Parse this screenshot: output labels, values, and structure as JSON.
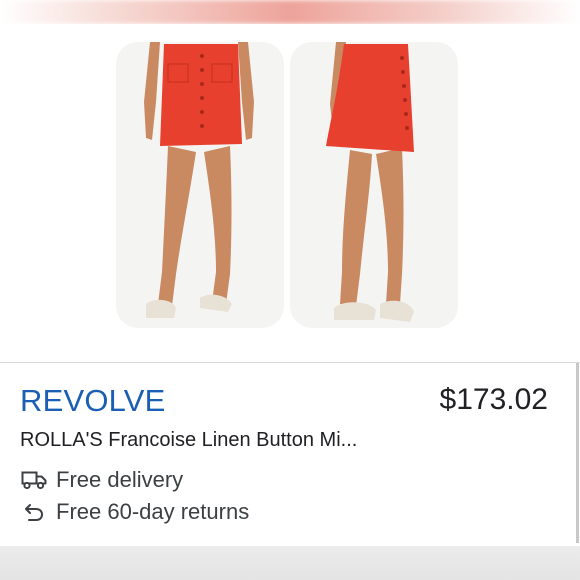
{
  "listing": {
    "store_name": "REVOLVE",
    "price": "$173.02",
    "product_title": "ROLLA'S Francoise Linen Button Mi...",
    "features": [
      {
        "icon": "delivery-truck-icon",
        "label": "Free delivery"
      },
      {
        "icon": "return-arrow-icon",
        "label": "Free 60-day returns"
      }
    ]
  },
  "colors": {
    "store_link": "#1a5fb4",
    "skirt": "#e8402f",
    "text": "#202124"
  }
}
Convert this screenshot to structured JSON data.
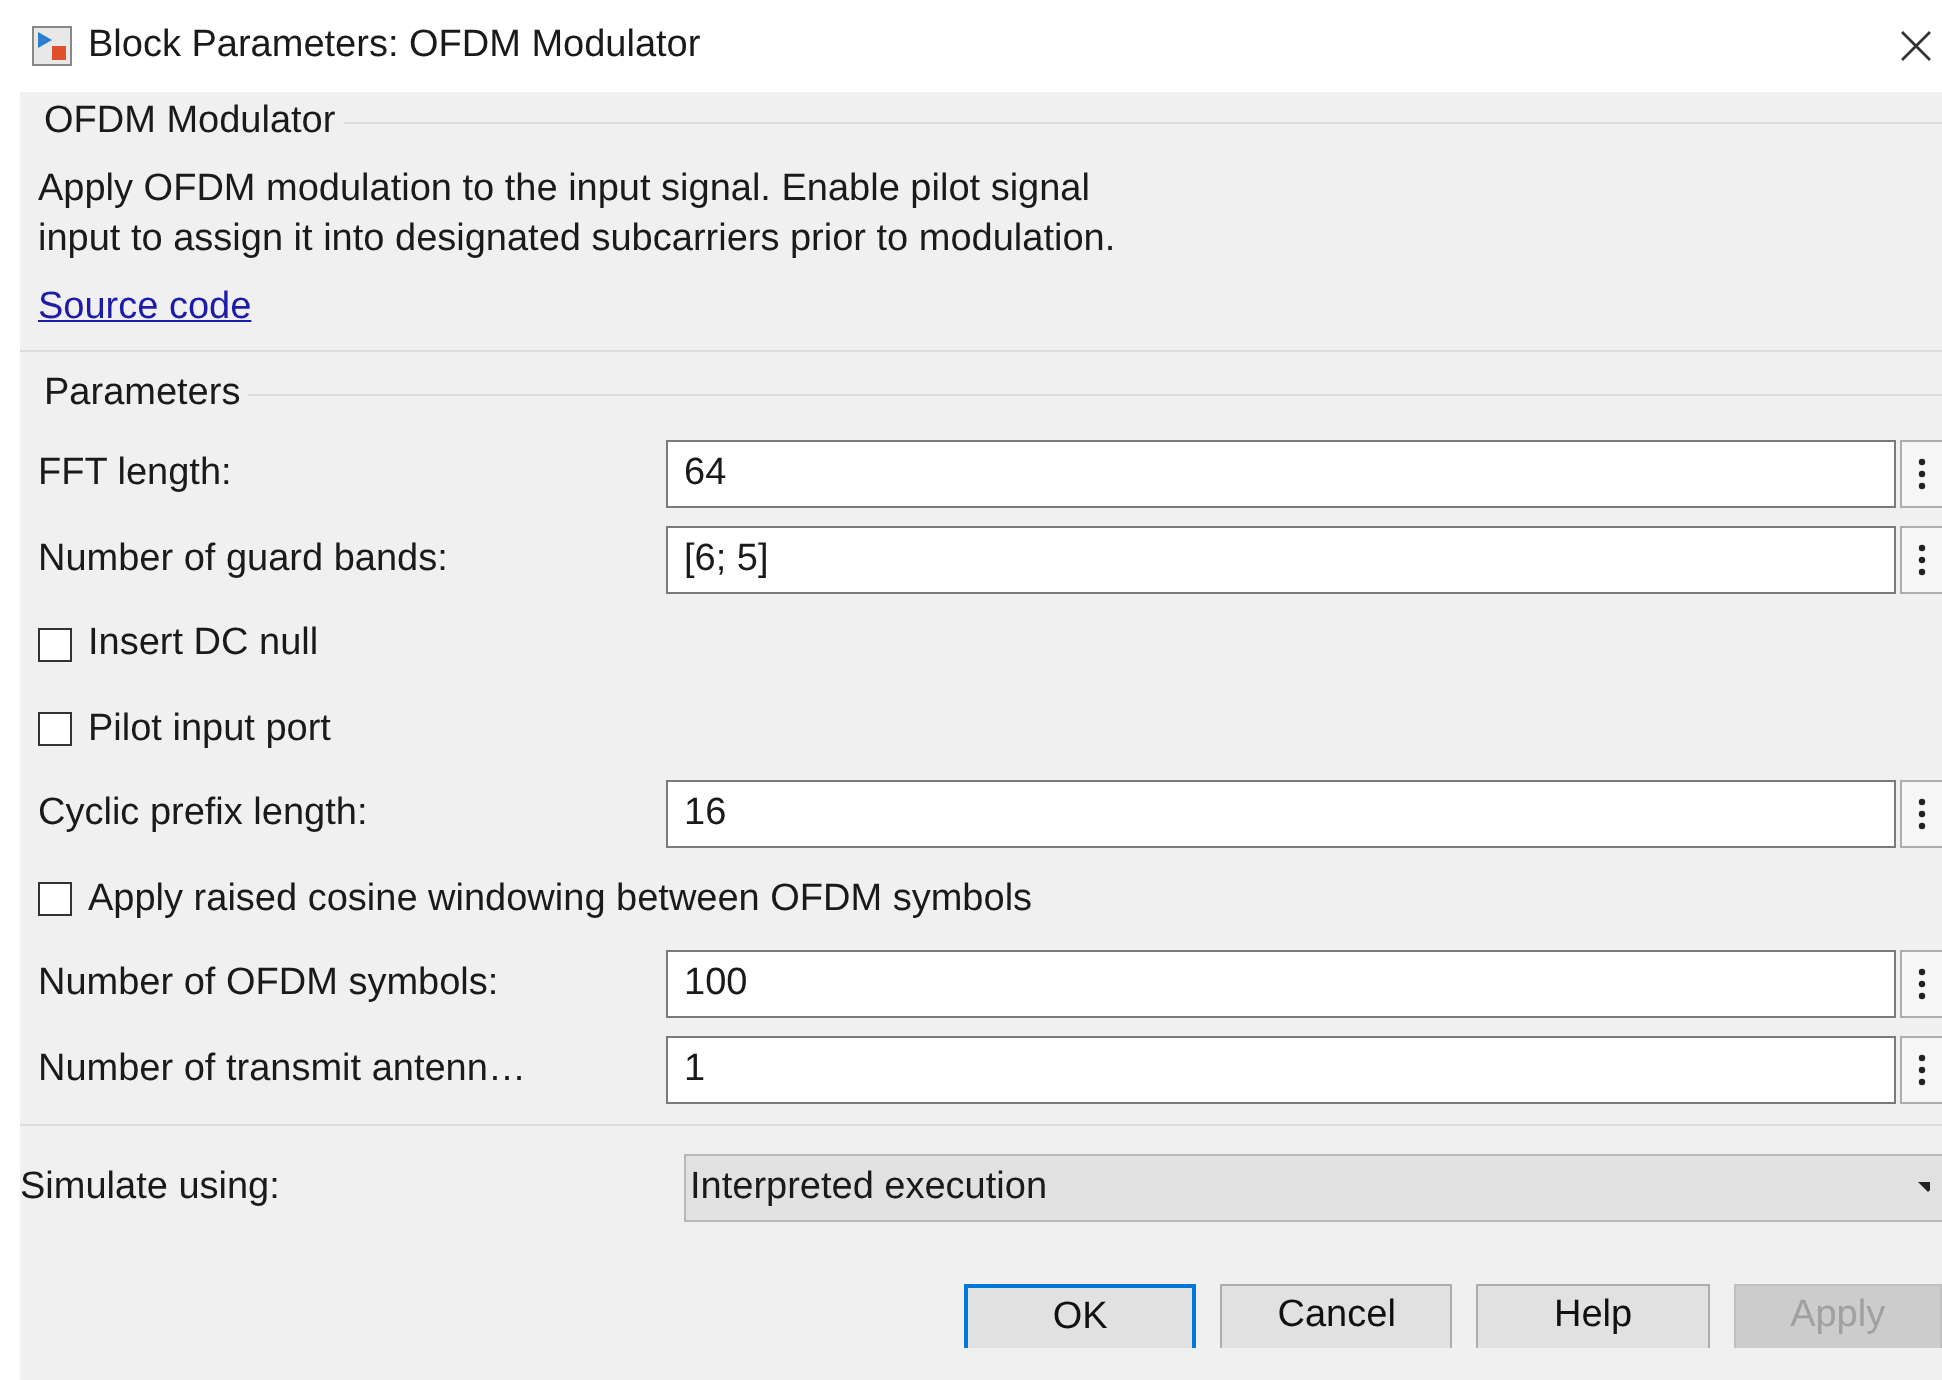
{
  "window": {
    "title": "Block Parameters: OFDM Modulator"
  },
  "description_group": {
    "title": "OFDM Modulator",
    "lines": [
      "Apply OFDM modulation to the input signal. Enable pilot signal",
      "input to assign it into designated subcarriers prior to modulation."
    ],
    "link": "Source code"
  },
  "parameters": {
    "title": "Parameters",
    "rows": [
      {
        "kind": "edit",
        "label": "FFT length:",
        "value": "64"
      },
      {
        "kind": "edit",
        "label": "Number of guard bands:",
        "value": "[6; 5]"
      },
      {
        "kind": "checkbox",
        "label": "Insert DC null",
        "checked": false
      },
      {
        "kind": "checkbox",
        "label": "Pilot input port",
        "checked": false
      },
      {
        "kind": "edit",
        "label": "Cyclic prefix length:",
        "value": "16"
      },
      {
        "kind": "checkbox",
        "label": "Apply raised cosine windowing between OFDM symbols",
        "checked": false
      },
      {
        "kind": "edit",
        "label": "Number of OFDM symbols:",
        "value": "100"
      },
      {
        "kind": "edit",
        "label": "Number of transmit antenn…",
        "value": "1"
      }
    ]
  },
  "simulate": {
    "label": "Simulate using:",
    "value": "Interpreted execution"
  },
  "buttons": [
    {
      "label": "OK",
      "default": true,
      "disabled": false
    },
    {
      "label": "Cancel",
      "default": false,
      "disabled": false
    },
    {
      "label": "Help",
      "default": false,
      "disabled": false
    },
    {
      "label": "Apply",
      "default": false,
      "disabled": true
    }
  ]
}
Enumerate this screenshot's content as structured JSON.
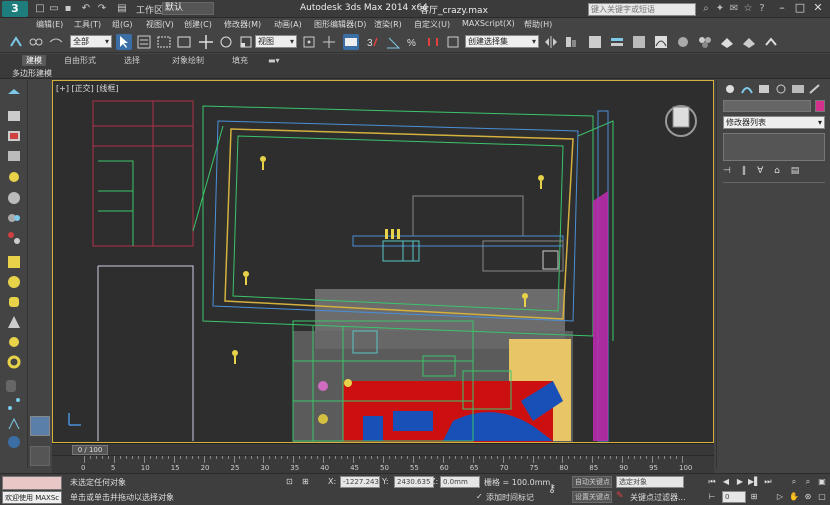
{
  "title_bar": {
    "workspace_label": "工作区:",
    "workspace_value": "默认",
    "app_title": "Autodesk 3ds Max  2014 x64",
    "file_name": "客厅_crazy.max",
    "search_placeholder": "键入关键字或短语"
  },
  "menu": [
    "编辑(E)",
    "工具(T)",
    "组(G)",
    "视图(V)",
    "创建(C)",
    "修改器(M)",
    "动画(A)",
    "图形编辑器(D)",
    "渲染(R)",
    "自定义(U)",
    "MAXScript(X)",
    "帮助(H)"
  ],
  "toolbar": {
    "selection_filter": "全部",
    "ref_coord": "视图",
    "named_selection": "创建选择集"
  },
  "ribbon": {
    "tabs": [
      "建模",
      "自由形式",
      "选择",
      "对象绘制",
      "填充"
    ],
    "active_tab": "建模",
    "sub_label": "多边形建模"
  },
  "viewport": {
    "label": "[+] [正交] [线框]"
  },
  "command_panel": {
    "modifier_list": "修改器列表",
    "object_color": "#d6308d"
  },
  "timeline": {
    "frame_display": "0 / 100",
    "ticks": [
      "0",
      "5",
      "10",
      "15",
      "20",
      "25",
      "30",
      "35",
      "40",
      "45",
      "50",
      "55",
      "60",
      "65",
      "70",
      "75",
      "80",
      "85",
      "90",
      "95",
      "100"
    ]
  },
  "status": {
    "welcome": "欢迎使用 MAXSc",
    "selection_status": "未选定任何对象",
    "prompt": "单击或单击并拖动以选择对象",
    "x_label": "X:",
    "x_value": "-1227.243",
    "y_label": "Y:",
    "y_value": "2430.635",
    "z_label": "Z:",
    "z_value": "0.0mm",
    "grid": "栅格 = 100.0mm",
    "add_time_tag": "添加时间标记",
    "auto_key": "自动关键点",
    "set_key": "设置关键点",
    "selected_object": "选定对象",
    "key_filters": "关键点过滤器...",
    "frame_value": "0"
  }
}
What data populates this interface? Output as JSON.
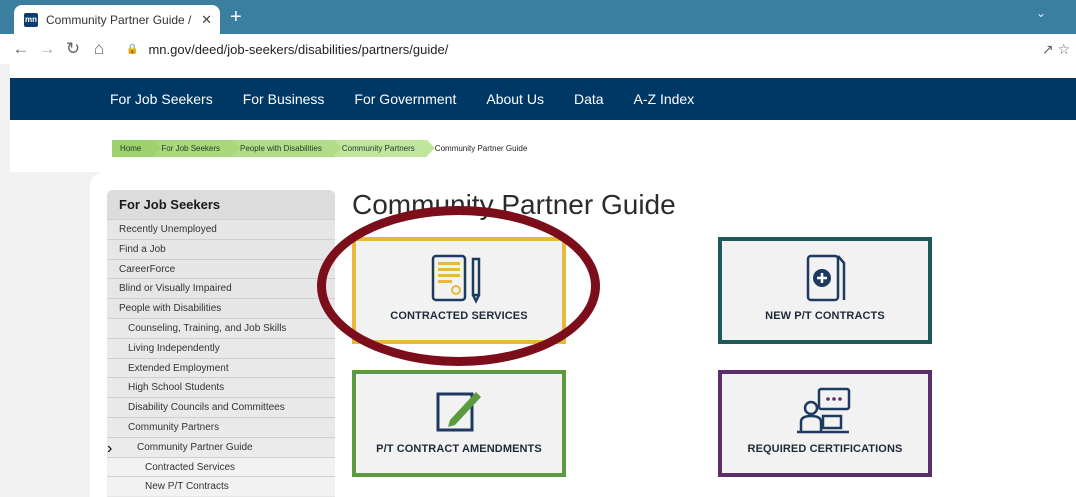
{
  "browser": {
    "tab_title": "Community Partner Guide / Minr",
    "tab_favicon": "mn",
    "tab_close": "✕",
    "new_tab": "+",
    "url": "mn.gov/deed/job-seekers/disabilities/partners/guide/"
  },
  "sitenav": [
    "For Job Seekers",
    "For Business",
    "For Government",
    "About Us",
    "Data",
    "A-Z Index"
  ],
  "breadcrumb": [
    "Home",
    "For Job Seekers",
    "People with Disabilities",
    "Community Partners",
    "Community Partner Guide"
  ],
  "sidebar": {
    "heading": "For Job Seekers",
    "items": [
      {
        "label": "Recently Unemployed"
      },
      {
        "label": "Find a Job"
      },
      {
        "label": "CareerForce"
      },
      {
        "label": "Blind or Visually Impaired"
      },
      {
        "label": "People with Disabilities"
      },
      {
        "label": "Counseling, Training, and Job Skills"
      },
      {
        "label": "Living Independently"
      },
      {
        "label": "Extended Employment"
      },
      {
        "label": "High School Students"
      },
      {
        "label": "Disability Councils and Committees"
      },
      {
        "label": "Community Partners"
      },
      {
        "label": "Community Partner Guide"
      },
      {
        "label": "Contracted Services"
      },
      {
        "label": "New P/T Contracts"
      }
    ],
    "current_marker": "›"
  },
  "page": {
    "title": "Community Partner Guide"
  },
  "cards": {
    "contracted": "CONTRACTED SERVICES",
    "new_pt": "NEW P/T CONTRACTS",
    "amendments": "P/T CONTRACT AMENDMENTS",
    "certifications": "REQUIRED CERTIFICATIONS"
  },
  "colors": {
    "nav_bg": "#003865",
    "card_contracted": "#e7b93a",
    "card_new_pt": "#1e5a5b",
    "card_amend": "#5b9a3f",
    "card_req": "#5c2d6b",
    "highlight": "#7c0d1b"
  }
}
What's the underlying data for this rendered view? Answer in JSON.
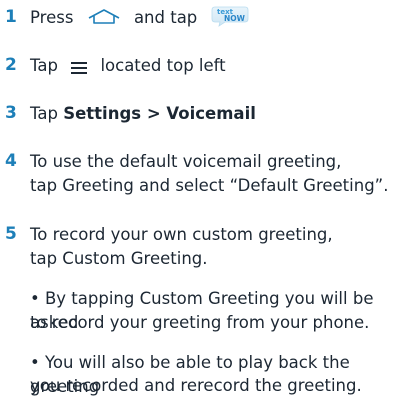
{
  "steps": [
    {
      "number": "1",
      "text_before": "Press",
      "text_after": "and tap",
      "app_icon": "textnow-app-icon",
      "app_icon_text": [
        "text",
        "NOW"
      ]
    },
    {
      "number": "2",
      "text_before": "Tap",
      "text_after": "located top left"
    },
    {
      "number": "3",
      "text_before": "Tap",
      "bold_1": "Settings",
      "separator": " > ",
      "bold_2": "Voicemail"
    },
    {
      "number": "4",
      "line1": "To use the default voicemail greeting,",
      "line2": "tap Greeting and select “Default Greeting”."
    },
    {
      "number": "5",
      "line1": "To record your own custom greeting,",
      "line2": "tap Custom Greeting."
    }
  ],
  "bullets": [
    {
      "line1": "• By tapping Custom Greeting you will be asked",
      "line2": "to record your greeting from your phone."
    },
    {
      "line1": "• You will also be able to play back the greeting",
      "line2": "you recorded and rerecord the greeting."
    }
  ],
  "colors": {
    "step_number": "#1d7fb8",
    "icon_stroke": "#1d7fb8",
    "text": "#1c2733"
  },
  "icons": {
    "home": "home-icon",
    "menu": "hamburger-menu-icon"
  }
}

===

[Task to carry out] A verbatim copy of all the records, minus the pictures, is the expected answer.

[Output]
Parse this screenshot: output labels, values, and structure as JSON.
{
  "listing": {
    "store_name": "REVOLVE",
    "price": "$173.02",
    "product_title": "ROLLA'S Francoise Linen Button Mi...",
    "features": [
      {
        "icon": "delivery-truck-icon",
        "label": "Free delivery"
      },
      {
        "icon": "return-arrow-icon",
        "label": "Free 60-day returns"
      }
    ]
  },
  "colors": {
    "store_link": "#1a5fb4",
    "skirt": "#e8402f",
    "text": "#202124"
  }
}
Convert this screenshot to structured JSON data.
{
  "window": {
    "title": "Block Parameters: OFDM Modulator"
  },
  "description_group": {
    "title": "OFDM Modulator",
    "lines": [
      "Apply OFDM modulation to the input signal. Enable pilot signal",
      "input to assign it into designated subcarriers prior to modulation."
    ],
    "link": "Source code"
  },
  "parameters": {
    "title": "Parameters",
    "rows": [
      {
        "kind": "edit",
        "label": "FFT length:",
        "value": "64"
      },
      {
        "kind": "edit",
        "label": "Number of guard bands:",
        "value": "[6; 5]"
      },
      {
        "kind": "checkbox",
        "label": "Insert DC null",
        "checked": false
      },
      {
        "kind": "checkbox",
        "label": "Pilot input port",
        "checked": false
      },
      {
        "kind": "edit",
        "label": "Cyclic prefix length:",
        "value": "16"
      },
      {
        "kind": "checkbox",
        "label": "Apply raised cosine windowing between OFDM symbols",
        "checked": false
      },
      {
        "kind": "edit",
        "label": "Number of OFDM symbols:",
        "value": "100"
      },
      {
        "kind": "edit",
        "label": "Number of transmit antenn…",
        "value": "1"
      }
    ]
  },
  "simulate": {
    "label": "Simulate using:",
    "value": "Interpreted execution"
  },
  "buttons": [
    {
      "label": "OK",
      "default": true,
      "disabled": false
    },
    {
      "label": "Cancel",
      "default": false,
      "disabled": false
    },
    {
      "label": "Help",
      "default": false,
      "disabled": false
    },
    {
      "label": "Apply",
      "default": false,
      "disabled": true
    }
  ]
}
Enumerate this screenshot's content as structured JSON.
{
  "title_bar": {
    "workspace_label": "工作区:",
    "workspace_value": "默认",
    "app_title": "Autodesk 3ds Max  2014 x64",
    "file_name": "客厅_crazy.max",
    "search_placeholder": "键入关键字或短语"
  },
  "menu": [
    "编辑(E)",
    "工具(T)",
    "组(G)",
    "视图(V)",
    "创建(C)",
    "修改器(M)",
    "动画(A)",
    "图形编辑器(D)",
    "渲染(R)",
    "自定义(U)",
    "MAXScript(X)",
    "帮助(H)"
  ],
  "toolbar": {
    "selection_filter": "全部",
    "ref_coord": "视图",
    "named_selection": "创建选择集"
  },
  "ribbon": {
    "tabs": [
      "建模",
      "自由形式",
      "选择",
      "对象绘制",
      "填充"
    ],
    "active_tab": "建模",
    "sub_label": "多边形建模"
  },
  "viewport": {
    "label": "[+] [正交] [线框]"
  },
  "command_panel": {
    "modifier_list": "修改器列表",
    "object_color": "#d6308d"
  },
  "timeline": {
    "frame_display": "0 / 100",
    "ticks": [
      "0",
      "5",
      "10",
      "15",
      "20",
      "25",
      "30",
      "35",
      "40",
      "45",
      "50",
      "55",
      "60",
      "65",
      "70",
      "75",
      "80",
      "85",
      "90",
      "95",
      "100"
    ]
  },
  "status": {
    "welcome": "欢迎使用 MAXSc",
    "selection_status": "未选定任何对象",
    "prompt": "单击或单击并拖动以选择对象",
    "x_label": "X:",
    "x_value": "-1227.243",
    "y_label": "Y:",
    "y_value": "2430.635",
    "z_label": "Z:",
    "z_value": "0.0mm",
    "grid": "栅格 = 100.0mm",
    "add_time_tag": "添加时间标记",
    "auto_key": "自动关键点",
    "set_key": "设置关键点",
    "selected_object": "选定对象",
    "key_filters": "关键点过滤器...",
    "frame_value": "0"
  }
}
What data populates this interface? Output as JSON.
{
  "browser": {
    "tab_title": "Community Partner Guide / Minr",
    "tab_favicon": "mn",
    "tab_close": "✕",
    "new_tab": "+",
    "url": "mn.gov/deed/job-seekers/disabilities/partners/guide/"
  },
  "sitenav": [
    "For Job Seekers",
    "For Business",
    "For Government",
    "About Us",
    "Data",
    "A-Z Index"
  ],
  "breadcrumb": [
    "Home",
    "For Job Seekers",
    "People with Disabilities",
    "Community Partners",
    "Community Partner Guide"
  ],
  "sidebar": {
    "heading": "For Job Seekers",
    "items": [
      {
        "label": "Recently Unemployed"
      },
      {
        "label": "Find a Job"
      },
      {
        "label": "CareerForce"
      },
      {
        "label": "Blind or Visually Impaired"
      },
      {
        "label": "People with Disabilities"
      },
      {
        "label": "Counseling, Training, and Job Skills"
      },
      {
        "label": "Living Independently"
      },
      {
        "label": "Extended Employment"
      },
      {
        "label": "High School Students"
      },
      {
        "label": "Disability Councils and Committees"
      },
      {
        "label": "Community Partners"
      },
      {
        "label": "Community Partner Guide"
      },
      {
        "label": "Contracted Services"
      },
      {
        "label": "New P/T Contracts"
      }
    ],
    "current_marker": "›"
  },
  "page": {
    "title": "Community Partner Guide"
  },
  "cards": {
    "contracted": "CONTRACTED SERVICES",
    "new_pt": "NEW P/T CONTRACTS",
    "amendments": "P/T CONTRACT AMENDMENTS",
    "certifications": "REQUIRED CERTIFICATIONS"
  },
  "colors": {
    "nav_bg": "#003865",
    "card_contracted": "#e7b93a",
    "card_new_pt": "#1e5a5b",
    "card_amend": "#5b9a3f",
    "card_req": "#5c2d6b",
    "highlight": "#7c0d1b"
  }
}
What's the underlying data for this rendered view? Answer in JSON.
{
  "steps": [
    {
      "number": "1",
      "text_before": "Press",
      "text_after": "and tap",
      "app_icon": "textnow-app-icon",
      "app_icon_text": [
        "text",
        "NOW"
      ]
    },
    {
      "number": "2",
      "text_before": "Tap",
      "text_after": "located top left"
    },
    {
      "number": "3",
      "text_before": "Tap",
      "bold_1": "Settings",
      "separator": " > ",
      "bold_2": "Voicemail"
    },
    {
      "number": "4",
      "line1": "To use the default voicemail greeting,",
      "line2": "tap Greeting and select “Default Greeting”."
    },
    {
      "number": "5",
      "line1": "To record your own custom greeting,",
      "line2": "tap Custom Greeting."
    }
  ],
  "bullets": [
    {
      "line1": "• By tapping Custom Greeting you will be asked",
      "line2": "to record your greeting from your phone."
    },
    {
      "line1": "• You will also be able to play back the greeting",
      "line2": "you recorded and rerecord the greeting."
    }
  ],
  "colors": {
    "step_number": "#1d7fb8",
    "icon_stroke": "#1d7fb8",
    "text": "#1c2733"
  },
  "icons": {
    "home": "home-icon",
    "menu": "hamburger-menu-icon"
  }
}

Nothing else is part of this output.